YOUR OBJECTIVE: Please reproduce the data exactly, excluding any pictures it contains.

Records contained in a dataset

^^^^^^^^^^^^^^^^

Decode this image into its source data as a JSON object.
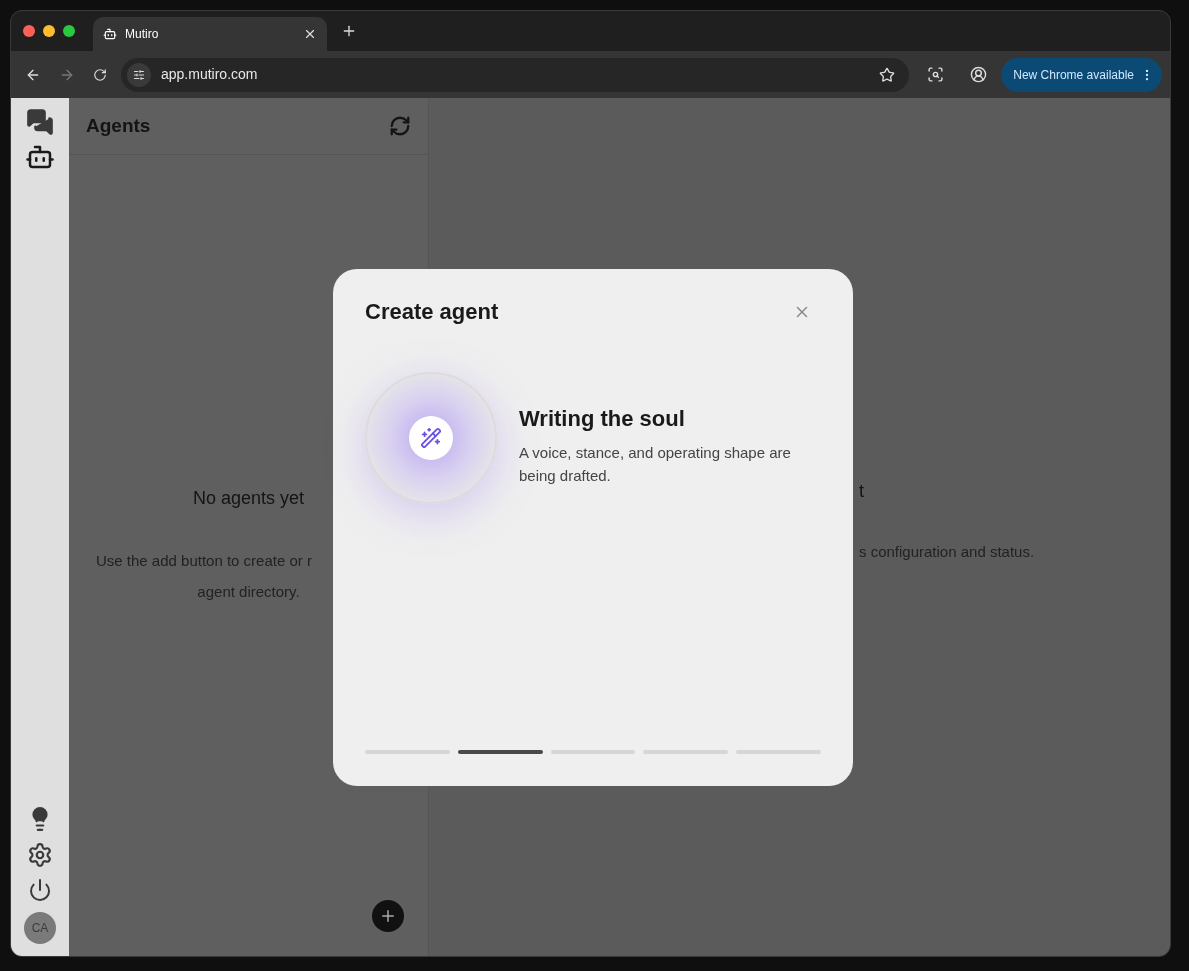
{
  "browser": {
    "tab": {
      "title": "Mutiro"
    },
    "address": "app.mutiro.com",
    "update_button": "New Chrome available"
  },
  "sidebar": {
    "avatar": "CA"
  },
  "agents_panel": {
    "title": "Agents",
    "empty_title": "No agents yet",
    "empty_lines": [
      "Use the add button to create or r",
      "agent directory."
    ]
  },
  "detail_pane": {
    "title": "t",
    "description": "s configuration and status."
  },
  "dialog": {
    "title": "Create agent",
    "step_title": "Writing the soul",
    "step_description": "A voice, stance, and operating shape are being drafted.",
    "steps": [
      {
        "selected": false
      },
      {
        "selected": true
      },
      {
        "selected": false
      },
      {
        "selected": false
      },
      {
        "selected": false
      }
    ]
  }
}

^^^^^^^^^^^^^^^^

PROBLEM SOLUTION:
Decode this image into its source data as a JSON object.
{
  "browser": {
    "tab": {
      "title": "Mutiro"
    },
    "address": "app.mutiro.com",
    "update_button": "New Chrome available"
  },
  "sidebar": {
    "avatar": "CA"
  },
  "agents_panel": {
    "title": "Agents",
    "empty_title": "No agents yet",
    "empty_lines": [
      "Use the add button to create or r",
      "agent directory."
    ]
  },
  "detail_pane": {
    "title": "t",
    "description": "s configuration and status."
  },
  "dialog": {
    "title": "Create agent",
    "step_title": "Writing the soul",
    "step_description": "A voice, stance, and operating shape are being drafted.",
    "steps": [
      {
        "selected": false
      },
      {
        "selected": true
      },
      {
        "selected": false
      },
      {
        "selected": false
      },
      {
        "selected": false
      }
    ]
  }
}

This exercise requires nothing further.